DATA PROVIDED
--- START ---

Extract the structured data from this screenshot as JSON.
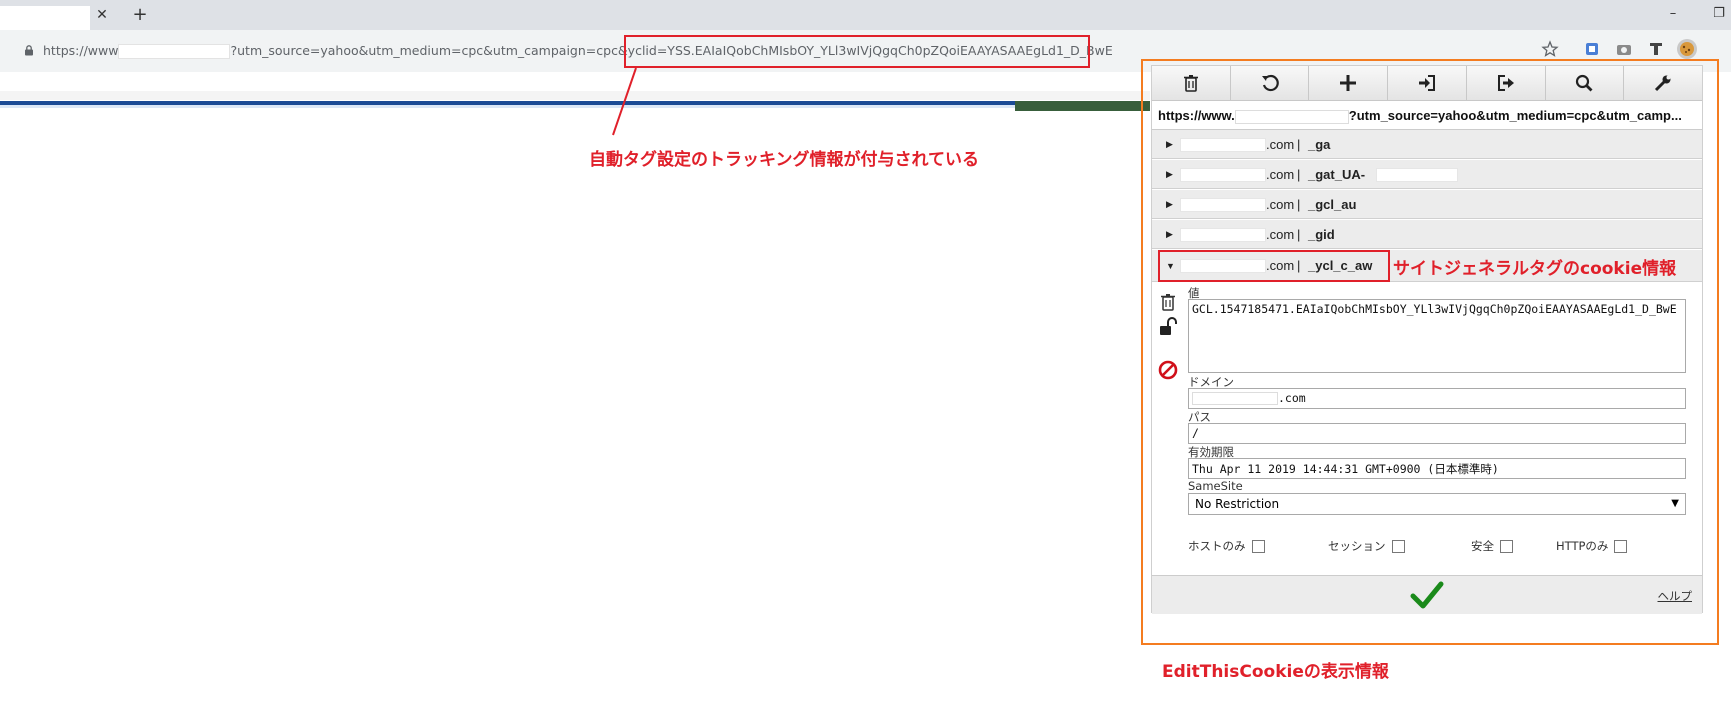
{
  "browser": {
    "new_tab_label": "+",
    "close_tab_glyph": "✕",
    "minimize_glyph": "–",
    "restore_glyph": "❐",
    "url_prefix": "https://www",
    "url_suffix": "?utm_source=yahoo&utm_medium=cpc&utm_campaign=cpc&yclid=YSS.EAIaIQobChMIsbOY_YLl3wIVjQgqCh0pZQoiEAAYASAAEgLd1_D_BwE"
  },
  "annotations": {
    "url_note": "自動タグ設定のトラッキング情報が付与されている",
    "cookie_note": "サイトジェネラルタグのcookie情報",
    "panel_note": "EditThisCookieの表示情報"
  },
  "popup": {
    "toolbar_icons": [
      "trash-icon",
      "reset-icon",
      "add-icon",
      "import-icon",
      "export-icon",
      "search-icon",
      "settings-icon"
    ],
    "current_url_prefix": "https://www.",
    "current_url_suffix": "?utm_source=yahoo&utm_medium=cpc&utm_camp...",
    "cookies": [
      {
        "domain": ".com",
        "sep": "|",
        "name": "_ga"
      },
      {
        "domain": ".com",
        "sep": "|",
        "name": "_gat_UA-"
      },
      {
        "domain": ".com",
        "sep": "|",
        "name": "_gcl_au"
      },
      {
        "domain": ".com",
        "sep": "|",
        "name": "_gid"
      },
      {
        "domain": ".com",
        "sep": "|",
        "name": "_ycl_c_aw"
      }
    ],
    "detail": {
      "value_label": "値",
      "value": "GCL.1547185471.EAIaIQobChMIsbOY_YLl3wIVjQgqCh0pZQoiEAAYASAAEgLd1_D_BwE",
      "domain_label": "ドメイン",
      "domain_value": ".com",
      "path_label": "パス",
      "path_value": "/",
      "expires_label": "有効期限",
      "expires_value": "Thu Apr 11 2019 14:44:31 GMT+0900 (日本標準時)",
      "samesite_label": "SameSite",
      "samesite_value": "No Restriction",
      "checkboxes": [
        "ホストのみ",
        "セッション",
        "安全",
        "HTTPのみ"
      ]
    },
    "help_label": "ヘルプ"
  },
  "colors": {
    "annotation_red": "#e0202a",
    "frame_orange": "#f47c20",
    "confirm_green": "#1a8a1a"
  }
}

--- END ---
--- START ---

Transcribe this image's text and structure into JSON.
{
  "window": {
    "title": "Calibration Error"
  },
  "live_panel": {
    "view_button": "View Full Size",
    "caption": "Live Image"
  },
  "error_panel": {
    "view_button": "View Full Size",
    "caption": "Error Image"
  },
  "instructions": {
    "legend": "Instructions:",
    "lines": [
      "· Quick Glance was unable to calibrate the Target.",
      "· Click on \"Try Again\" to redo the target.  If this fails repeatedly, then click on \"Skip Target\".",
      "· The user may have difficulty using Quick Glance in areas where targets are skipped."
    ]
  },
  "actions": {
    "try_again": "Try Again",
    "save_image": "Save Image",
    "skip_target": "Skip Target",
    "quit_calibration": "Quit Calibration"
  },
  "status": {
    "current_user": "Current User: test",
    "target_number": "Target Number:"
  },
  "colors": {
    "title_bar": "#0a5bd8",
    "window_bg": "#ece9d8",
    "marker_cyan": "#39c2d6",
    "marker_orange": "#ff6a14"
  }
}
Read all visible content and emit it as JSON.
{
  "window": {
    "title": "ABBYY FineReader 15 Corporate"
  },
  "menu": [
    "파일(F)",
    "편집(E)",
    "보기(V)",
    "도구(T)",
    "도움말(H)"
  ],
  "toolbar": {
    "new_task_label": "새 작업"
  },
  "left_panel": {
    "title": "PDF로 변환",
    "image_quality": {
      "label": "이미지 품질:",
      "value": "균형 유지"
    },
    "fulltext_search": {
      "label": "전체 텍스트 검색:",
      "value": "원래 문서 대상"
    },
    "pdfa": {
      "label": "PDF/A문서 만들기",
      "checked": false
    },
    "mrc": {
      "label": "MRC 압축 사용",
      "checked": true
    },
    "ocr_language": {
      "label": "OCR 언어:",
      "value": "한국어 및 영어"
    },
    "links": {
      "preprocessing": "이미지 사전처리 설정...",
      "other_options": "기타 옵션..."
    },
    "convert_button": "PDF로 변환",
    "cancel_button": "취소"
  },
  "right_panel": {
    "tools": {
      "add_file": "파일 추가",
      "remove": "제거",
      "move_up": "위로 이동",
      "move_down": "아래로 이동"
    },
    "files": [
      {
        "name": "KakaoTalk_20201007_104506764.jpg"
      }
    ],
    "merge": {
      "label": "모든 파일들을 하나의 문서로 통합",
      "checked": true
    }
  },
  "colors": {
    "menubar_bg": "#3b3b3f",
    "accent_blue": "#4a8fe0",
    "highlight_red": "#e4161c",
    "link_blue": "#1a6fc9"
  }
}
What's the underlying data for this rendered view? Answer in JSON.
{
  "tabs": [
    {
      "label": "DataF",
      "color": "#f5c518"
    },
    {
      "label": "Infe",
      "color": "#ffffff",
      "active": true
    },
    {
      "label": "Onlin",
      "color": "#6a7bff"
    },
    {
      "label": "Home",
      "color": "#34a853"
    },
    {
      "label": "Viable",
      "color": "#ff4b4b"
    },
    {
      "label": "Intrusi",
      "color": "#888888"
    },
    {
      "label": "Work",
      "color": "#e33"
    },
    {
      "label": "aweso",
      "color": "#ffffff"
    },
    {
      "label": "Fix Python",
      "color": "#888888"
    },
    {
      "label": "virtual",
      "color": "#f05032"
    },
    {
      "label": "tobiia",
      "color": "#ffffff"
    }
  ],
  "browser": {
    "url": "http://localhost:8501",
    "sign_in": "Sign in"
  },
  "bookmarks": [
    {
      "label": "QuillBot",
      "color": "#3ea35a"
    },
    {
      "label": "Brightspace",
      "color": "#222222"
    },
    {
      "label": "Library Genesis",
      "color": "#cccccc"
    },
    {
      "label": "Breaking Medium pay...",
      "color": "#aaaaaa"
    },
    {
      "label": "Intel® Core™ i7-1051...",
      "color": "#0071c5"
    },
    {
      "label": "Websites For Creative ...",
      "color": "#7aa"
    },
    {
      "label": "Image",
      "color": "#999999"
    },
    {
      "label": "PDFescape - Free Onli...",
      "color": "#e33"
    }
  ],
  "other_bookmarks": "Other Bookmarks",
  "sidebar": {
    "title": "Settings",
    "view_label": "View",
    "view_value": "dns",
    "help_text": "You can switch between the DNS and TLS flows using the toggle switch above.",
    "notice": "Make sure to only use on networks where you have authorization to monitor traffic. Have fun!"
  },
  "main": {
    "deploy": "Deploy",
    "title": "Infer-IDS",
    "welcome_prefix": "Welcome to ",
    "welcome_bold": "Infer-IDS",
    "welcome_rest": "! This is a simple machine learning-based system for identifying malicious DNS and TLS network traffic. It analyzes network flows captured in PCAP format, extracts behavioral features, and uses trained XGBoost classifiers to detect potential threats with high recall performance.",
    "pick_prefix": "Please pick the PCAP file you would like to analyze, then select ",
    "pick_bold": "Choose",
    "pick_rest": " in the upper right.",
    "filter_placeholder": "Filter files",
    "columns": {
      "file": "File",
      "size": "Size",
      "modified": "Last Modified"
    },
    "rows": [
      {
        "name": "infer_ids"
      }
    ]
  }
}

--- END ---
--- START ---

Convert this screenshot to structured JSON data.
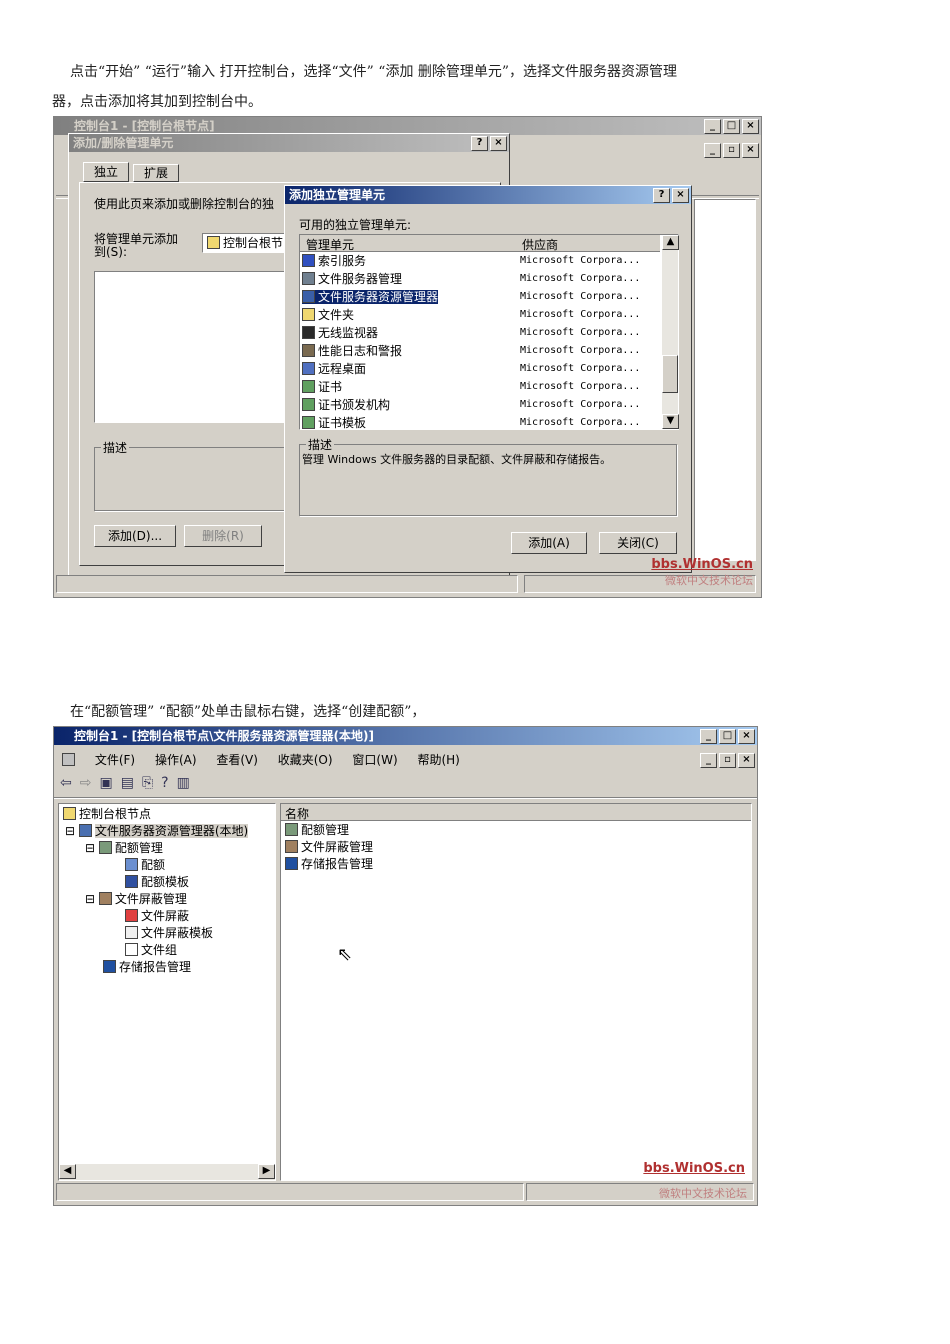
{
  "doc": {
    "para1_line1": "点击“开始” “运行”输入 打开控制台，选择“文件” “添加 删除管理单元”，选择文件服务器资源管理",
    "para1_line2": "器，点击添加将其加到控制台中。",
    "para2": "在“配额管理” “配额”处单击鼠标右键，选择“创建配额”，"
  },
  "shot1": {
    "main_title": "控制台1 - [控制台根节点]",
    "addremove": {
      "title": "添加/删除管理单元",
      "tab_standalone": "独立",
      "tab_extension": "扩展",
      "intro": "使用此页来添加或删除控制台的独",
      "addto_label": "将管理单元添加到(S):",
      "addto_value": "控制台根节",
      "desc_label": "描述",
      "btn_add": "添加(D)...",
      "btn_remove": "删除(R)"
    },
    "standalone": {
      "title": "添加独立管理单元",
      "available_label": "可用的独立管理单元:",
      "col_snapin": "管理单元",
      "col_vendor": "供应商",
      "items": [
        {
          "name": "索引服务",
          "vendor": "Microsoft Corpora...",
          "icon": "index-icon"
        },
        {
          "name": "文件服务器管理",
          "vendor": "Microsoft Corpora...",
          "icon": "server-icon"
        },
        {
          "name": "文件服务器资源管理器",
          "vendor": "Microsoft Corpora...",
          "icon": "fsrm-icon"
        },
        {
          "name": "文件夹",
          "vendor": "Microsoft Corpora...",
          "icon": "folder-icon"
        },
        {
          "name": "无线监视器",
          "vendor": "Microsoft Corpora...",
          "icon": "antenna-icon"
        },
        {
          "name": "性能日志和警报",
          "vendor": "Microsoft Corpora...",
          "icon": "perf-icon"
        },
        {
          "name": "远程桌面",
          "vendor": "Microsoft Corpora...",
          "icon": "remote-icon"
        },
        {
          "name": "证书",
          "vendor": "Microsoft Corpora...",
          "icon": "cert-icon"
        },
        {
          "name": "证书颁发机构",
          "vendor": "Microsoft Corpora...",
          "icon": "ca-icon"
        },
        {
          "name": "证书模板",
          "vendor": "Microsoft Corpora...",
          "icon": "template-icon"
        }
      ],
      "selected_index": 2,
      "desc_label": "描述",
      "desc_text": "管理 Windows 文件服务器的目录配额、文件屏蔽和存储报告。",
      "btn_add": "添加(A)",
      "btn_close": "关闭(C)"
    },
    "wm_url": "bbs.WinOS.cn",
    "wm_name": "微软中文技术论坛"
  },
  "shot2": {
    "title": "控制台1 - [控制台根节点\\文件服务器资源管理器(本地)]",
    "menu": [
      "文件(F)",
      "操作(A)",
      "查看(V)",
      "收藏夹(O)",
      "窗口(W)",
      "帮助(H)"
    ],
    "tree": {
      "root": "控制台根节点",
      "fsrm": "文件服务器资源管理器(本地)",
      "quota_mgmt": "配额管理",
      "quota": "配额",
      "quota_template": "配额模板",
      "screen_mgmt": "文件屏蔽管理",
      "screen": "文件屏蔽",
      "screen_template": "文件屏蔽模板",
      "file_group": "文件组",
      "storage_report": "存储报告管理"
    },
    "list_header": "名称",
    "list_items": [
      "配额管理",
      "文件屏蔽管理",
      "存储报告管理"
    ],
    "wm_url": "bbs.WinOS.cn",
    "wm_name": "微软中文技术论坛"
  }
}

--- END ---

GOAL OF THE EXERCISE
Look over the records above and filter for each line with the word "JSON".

TASK SOLUTION
Extract the structured data from this screenshot as JSON.
Transcribe this image's text and structure into JSON.
Read all visible content and emit it as JSON.
What's the underlying data for this rendered view? Answer in JSON.
Convert this screenshot to structured JSON data.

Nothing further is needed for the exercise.